To trade in the stock market you have to place orders to execute the transactions. A stock market order is a request made by the investor to execute a buy or sell transaction at a given price in the market. You can place a stock order online or through the broker on a phone call.
In this article, you will learn about the different types of stock orders that you can place while purchasing or selling stocks in the stock market. In any type of order in the stock market, there would be two types of transactions. It would be either be a buy order or a sell order. A buy order comprises of purchasing the stock whereas a sell order comprises of selling the stock in the market.
Table of Contents
5 Different Types of Stock Orders
Limit order is an order for buying and selling the shares at a specific price. With a limit order in place, you will not be able to purchase or sell stock at a price that is higher or lesser than the specified price. You must remember that there is no guarantee that your order will be executed in the limit order. Let us take an example to understand the concept of the limit order. Suppose you want to purchase the shares of GMR Infra at Rs. 20 and its current market price is Rs. 21, in such a situation you can place the order through limit order.
Using the limit order, you can set the purchase price at Rs. 20 and the purchase order will execute only when the price hits Rs. 20. Similarly, if you are holding GMR Infra shares and you want to sell them at Rs. 22, you can set the sell limit order at Rs. 22. Here your shares would be sold only when the share price touches Rs. 22, otherwise not. In case of the limit order, if the execution does not take place because the stock does not reach the specific price level, the order shall stand cancelled at the end of the day.

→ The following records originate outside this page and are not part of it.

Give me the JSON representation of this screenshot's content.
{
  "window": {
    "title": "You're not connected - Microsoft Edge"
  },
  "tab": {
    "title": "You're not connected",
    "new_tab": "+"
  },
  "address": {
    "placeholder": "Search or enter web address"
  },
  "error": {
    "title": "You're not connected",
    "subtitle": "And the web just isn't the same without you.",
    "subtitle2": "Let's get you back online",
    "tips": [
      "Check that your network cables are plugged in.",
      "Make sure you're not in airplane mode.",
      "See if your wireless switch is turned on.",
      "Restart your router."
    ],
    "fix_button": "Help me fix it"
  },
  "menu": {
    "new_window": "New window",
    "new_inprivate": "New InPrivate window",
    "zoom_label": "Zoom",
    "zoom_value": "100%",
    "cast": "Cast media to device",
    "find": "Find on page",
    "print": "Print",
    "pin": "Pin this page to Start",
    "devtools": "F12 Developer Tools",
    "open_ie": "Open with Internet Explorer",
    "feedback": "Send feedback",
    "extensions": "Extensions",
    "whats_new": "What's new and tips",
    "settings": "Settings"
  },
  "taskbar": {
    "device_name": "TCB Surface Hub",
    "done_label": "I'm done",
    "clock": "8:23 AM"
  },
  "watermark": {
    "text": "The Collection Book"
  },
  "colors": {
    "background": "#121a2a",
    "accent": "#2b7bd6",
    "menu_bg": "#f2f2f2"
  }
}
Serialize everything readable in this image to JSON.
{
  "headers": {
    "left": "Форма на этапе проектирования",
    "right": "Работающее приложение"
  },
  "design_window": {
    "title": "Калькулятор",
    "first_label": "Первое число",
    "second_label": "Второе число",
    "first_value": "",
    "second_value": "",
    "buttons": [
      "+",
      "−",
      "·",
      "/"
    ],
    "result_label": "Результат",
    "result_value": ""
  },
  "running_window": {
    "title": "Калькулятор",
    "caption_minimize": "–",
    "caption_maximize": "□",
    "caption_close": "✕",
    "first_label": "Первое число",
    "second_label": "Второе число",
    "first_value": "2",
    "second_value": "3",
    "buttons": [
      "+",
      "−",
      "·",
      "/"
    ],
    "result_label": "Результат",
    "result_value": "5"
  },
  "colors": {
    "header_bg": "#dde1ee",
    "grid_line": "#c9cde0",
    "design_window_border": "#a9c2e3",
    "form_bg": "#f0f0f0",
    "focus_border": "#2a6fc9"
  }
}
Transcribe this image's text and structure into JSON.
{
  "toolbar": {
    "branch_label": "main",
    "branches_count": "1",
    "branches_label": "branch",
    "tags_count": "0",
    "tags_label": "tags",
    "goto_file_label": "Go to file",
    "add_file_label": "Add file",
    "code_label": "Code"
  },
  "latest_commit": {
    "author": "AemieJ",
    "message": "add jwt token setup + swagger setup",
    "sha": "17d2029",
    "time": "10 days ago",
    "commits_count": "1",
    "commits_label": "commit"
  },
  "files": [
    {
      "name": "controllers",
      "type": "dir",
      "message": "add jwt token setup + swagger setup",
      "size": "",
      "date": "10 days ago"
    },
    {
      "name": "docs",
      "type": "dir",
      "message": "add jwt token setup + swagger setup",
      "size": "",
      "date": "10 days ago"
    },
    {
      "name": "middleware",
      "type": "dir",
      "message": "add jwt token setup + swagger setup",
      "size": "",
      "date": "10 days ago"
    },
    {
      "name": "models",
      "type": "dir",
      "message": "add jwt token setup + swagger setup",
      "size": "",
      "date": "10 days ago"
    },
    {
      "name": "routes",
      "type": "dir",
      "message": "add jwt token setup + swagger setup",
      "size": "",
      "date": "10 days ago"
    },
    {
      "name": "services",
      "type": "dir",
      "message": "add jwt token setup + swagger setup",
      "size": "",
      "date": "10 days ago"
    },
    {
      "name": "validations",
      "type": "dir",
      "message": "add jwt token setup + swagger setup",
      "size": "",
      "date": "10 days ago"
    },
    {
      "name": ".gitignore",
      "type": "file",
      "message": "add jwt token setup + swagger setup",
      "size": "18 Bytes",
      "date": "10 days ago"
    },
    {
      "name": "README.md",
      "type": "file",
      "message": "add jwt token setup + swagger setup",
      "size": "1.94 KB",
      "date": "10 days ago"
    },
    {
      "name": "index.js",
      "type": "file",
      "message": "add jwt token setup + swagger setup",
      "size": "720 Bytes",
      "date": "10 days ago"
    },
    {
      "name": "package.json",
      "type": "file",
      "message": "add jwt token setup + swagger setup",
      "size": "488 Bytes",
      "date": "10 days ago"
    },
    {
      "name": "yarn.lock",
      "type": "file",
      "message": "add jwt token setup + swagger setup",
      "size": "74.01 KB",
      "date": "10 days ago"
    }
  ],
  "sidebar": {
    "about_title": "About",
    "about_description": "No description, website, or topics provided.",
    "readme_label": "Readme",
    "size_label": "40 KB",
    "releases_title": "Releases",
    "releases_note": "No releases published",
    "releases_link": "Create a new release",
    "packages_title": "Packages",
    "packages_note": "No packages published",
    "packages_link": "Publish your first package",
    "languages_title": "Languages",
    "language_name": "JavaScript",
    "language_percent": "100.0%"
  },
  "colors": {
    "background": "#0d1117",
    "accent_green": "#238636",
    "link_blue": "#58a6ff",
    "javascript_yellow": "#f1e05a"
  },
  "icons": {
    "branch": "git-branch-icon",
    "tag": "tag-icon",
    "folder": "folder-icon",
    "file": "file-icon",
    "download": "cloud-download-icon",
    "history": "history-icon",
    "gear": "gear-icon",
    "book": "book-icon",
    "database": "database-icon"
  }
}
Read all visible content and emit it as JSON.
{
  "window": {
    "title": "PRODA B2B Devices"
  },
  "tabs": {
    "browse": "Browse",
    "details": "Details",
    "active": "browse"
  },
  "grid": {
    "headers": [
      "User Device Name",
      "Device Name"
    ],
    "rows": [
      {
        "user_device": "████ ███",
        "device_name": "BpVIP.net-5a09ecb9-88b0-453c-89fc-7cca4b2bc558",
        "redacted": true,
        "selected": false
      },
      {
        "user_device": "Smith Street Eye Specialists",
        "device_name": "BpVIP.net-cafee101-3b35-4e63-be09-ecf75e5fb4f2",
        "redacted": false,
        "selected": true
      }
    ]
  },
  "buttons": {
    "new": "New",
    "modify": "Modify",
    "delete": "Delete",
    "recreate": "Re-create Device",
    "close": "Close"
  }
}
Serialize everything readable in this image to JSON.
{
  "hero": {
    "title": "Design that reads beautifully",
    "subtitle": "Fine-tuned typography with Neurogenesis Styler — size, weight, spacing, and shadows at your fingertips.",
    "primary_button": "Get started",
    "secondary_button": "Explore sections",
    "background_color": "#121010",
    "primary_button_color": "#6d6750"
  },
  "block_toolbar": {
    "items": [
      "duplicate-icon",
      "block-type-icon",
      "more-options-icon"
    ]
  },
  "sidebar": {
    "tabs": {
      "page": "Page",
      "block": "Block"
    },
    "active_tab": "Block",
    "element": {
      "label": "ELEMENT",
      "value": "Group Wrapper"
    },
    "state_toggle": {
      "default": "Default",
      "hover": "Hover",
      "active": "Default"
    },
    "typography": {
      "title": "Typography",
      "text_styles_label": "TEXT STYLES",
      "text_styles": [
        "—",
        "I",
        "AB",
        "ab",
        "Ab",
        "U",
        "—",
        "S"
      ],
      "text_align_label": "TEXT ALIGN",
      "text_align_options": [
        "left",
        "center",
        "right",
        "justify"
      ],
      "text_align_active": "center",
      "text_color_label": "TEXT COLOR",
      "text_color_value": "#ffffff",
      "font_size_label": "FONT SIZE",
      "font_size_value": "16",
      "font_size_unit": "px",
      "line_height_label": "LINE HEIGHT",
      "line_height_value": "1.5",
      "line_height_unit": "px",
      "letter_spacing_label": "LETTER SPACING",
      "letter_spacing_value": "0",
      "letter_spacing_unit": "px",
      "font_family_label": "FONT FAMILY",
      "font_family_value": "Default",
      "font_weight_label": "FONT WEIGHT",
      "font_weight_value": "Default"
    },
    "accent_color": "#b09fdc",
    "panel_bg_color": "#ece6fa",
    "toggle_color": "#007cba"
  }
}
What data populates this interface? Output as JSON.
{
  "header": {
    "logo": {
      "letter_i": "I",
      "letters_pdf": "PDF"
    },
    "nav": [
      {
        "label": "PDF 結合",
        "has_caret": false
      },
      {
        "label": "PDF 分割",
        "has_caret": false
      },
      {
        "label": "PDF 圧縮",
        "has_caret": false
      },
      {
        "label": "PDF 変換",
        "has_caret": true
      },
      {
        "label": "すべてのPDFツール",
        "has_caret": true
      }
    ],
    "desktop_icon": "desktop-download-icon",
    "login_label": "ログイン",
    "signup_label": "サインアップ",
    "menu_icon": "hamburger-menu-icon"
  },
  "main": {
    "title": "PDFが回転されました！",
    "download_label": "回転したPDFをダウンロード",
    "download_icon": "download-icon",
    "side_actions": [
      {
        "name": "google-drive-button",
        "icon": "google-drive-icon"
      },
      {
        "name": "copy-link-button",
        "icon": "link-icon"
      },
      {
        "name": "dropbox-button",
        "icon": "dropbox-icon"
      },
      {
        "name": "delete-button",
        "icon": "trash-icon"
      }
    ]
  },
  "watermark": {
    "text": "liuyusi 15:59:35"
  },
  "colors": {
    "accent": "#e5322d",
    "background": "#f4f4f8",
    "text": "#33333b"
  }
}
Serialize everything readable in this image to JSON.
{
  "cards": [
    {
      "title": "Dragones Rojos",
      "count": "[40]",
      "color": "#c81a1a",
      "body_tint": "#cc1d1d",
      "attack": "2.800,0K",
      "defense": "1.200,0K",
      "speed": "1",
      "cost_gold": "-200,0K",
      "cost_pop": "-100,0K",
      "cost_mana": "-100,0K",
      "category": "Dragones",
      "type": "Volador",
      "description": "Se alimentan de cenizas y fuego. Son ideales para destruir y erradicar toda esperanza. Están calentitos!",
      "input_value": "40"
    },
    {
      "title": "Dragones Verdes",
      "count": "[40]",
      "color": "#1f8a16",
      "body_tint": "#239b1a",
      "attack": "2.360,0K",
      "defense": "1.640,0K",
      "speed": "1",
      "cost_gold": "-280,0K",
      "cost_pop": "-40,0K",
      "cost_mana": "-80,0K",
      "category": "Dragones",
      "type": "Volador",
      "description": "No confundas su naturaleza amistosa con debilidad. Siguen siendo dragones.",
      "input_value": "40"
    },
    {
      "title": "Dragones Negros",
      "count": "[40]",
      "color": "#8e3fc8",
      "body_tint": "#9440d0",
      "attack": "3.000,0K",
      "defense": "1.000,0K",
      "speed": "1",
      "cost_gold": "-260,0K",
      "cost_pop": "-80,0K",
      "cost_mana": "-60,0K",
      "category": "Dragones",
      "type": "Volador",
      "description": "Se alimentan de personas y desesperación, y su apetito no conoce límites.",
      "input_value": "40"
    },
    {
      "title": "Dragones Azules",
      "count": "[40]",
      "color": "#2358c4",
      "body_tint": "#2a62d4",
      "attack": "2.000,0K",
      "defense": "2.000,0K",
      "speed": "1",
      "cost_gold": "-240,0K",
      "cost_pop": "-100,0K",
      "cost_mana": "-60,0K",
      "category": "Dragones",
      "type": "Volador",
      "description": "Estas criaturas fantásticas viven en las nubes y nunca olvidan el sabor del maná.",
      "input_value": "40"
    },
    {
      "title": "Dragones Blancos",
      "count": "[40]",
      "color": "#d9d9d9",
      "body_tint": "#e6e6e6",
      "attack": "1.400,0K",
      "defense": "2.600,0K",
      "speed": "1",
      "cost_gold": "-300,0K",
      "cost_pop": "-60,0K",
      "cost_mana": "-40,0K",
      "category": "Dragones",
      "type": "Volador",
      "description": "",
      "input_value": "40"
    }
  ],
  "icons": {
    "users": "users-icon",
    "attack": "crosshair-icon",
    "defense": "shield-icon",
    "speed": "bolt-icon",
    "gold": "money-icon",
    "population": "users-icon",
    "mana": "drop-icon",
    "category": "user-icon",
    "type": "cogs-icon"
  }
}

Market order is different from the limit order. In the market order, you can buy or sell shares at the current price that is prevailing on the exchange. The benefit of the market order is that it will get executed at the current price of the stock. Let us take an example to understand it better. Suppose you place a market order for purchasing 1000 shares of GMR Infra. Since your order is a market order, the trade will take place at the prevailing market price on the exchange. Similarly, if you want to sell the shares of GMR infra using market order then the transaction will execute at the current market price.
Stop Loss Order
Stop loss order is one of the most important orders for the intraday traders. In this type of order, the traders put a stop loss price i.e. the price at which the transaction will close or square off. With a stop loss in place, the traders can protect themselves from heavy losses. Stop loss price is the trigger price for this transaction.
Let us take an example to understand stop loss order in a better way. Suppose you purchase the shares of GMR Infra at Rs. 20 and put stop loss of Rs. 19. Now if the price of the stock hits Rs. 19, the transaction will square off and your trading position will close.
Stop Loss Market Order
Stop loss market order is a combination of market order and stop loss order. Stop loss market order activates when the market price of a stock touches a specific price level and trade executes at that level as a market order. To put it in simple words, stock market orders execute when the price of a stock reaches a particular level.
Let us take an example to understand stop loss market order in a better way. Suppose you purchase the shares of GMR Infra at Rs. 20 and put the stop loss at Rs. 19. So when the price of the stock touches Rs. 19, your position will square off and the stock would be sold. Now due to sudden news, there is a buyer only below Rs. 19 i.e. Rs. 18.50, then in such a case, stop loss market order will execute the transaction by squaring off your position at Rs. 18.50. Therefore, if you expect heavy volatility due to news or any other reason, you must not put stop loss market order in place.
Stop Loss Limit Order
Stop loss limit order is just a higher version of stop loss market order having the combination of limit order and stop order. In this type of order, you place a stop loss at a particular price and the transaction gets executed when the stock touches the stop loss price level. What makes stop loss limit order special is the fact that it will square off the trade at only the stop loss price and not below or above it.
Let us take an example to understand stop loss limit order in a better way. Suppose you purchase the shares of GMR Infra at Rs. 20 and put the stop loss at Rs. 19. So when the price of the stock touches Rs. 19, your position will square off and the stock would be sold. Now if a big sell trade takes place bringing the price down to Rs. 18.50 suddenly than your stop loss limit order does not get executed.
In such a case, the stop loss limit order will try to execute your order at the price given by you and would wait until the price of GMR Infra bounces back to Rs. 19. When the price will come back to Rs. 19, the stop loss limit order would trigger and the trade will close by squaring off your position. Thus, with a stop loss limit order in place, you can protect yourself from big losses. However, if the price does not bounce back, you will always be at the risk.
The above are some of the orders that every trader and investor in the stock market must know. To learn more about such details and insights into the stock market, you may visit Trading Fuel. We are the leader in providing free stock market education in the form of blogs and articles. We regularly update our website with the latest information. Subscribe to our website and learn more details about the stock market.